Exercise directions: Needed from the entries below: every line that holds the word "Listed".

Given data:
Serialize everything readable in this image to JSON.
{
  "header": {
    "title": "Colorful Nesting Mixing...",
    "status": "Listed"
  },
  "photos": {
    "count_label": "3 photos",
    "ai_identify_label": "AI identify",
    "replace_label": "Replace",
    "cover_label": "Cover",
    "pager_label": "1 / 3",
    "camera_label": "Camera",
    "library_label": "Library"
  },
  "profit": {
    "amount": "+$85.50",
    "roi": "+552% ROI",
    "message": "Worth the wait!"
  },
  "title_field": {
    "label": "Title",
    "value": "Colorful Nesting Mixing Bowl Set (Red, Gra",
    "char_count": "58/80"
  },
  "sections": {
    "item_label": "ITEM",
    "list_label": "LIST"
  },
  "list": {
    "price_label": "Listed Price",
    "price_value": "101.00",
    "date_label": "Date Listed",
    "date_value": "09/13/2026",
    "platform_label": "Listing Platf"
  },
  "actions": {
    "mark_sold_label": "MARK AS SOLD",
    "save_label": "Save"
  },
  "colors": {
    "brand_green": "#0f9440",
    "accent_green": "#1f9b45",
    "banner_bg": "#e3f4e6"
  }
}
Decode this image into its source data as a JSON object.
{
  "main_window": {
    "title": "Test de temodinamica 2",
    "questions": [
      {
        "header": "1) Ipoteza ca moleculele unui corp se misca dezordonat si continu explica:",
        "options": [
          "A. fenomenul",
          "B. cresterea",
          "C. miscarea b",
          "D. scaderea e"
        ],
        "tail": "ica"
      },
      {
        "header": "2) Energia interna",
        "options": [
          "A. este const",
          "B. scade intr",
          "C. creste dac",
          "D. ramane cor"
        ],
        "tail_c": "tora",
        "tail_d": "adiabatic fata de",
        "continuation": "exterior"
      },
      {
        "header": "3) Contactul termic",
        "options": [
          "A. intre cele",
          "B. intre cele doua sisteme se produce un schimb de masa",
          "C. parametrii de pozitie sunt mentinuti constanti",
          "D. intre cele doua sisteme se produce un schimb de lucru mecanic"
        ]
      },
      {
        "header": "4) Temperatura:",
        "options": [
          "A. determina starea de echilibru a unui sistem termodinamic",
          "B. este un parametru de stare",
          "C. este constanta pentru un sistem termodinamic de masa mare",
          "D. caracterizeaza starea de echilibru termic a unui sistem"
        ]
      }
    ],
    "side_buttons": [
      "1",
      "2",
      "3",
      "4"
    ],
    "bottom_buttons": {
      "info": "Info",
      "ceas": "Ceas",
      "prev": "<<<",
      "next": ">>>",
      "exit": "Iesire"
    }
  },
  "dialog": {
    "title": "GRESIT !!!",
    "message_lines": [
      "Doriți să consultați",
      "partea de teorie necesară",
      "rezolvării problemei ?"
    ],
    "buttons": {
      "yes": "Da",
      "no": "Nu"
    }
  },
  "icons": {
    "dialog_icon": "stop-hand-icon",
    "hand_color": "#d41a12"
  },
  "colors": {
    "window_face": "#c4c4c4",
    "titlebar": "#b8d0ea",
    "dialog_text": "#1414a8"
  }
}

Expected answer:
    "status": "Listed"
    "price_label": "Listed Price",
    "date_label": "Date Listed",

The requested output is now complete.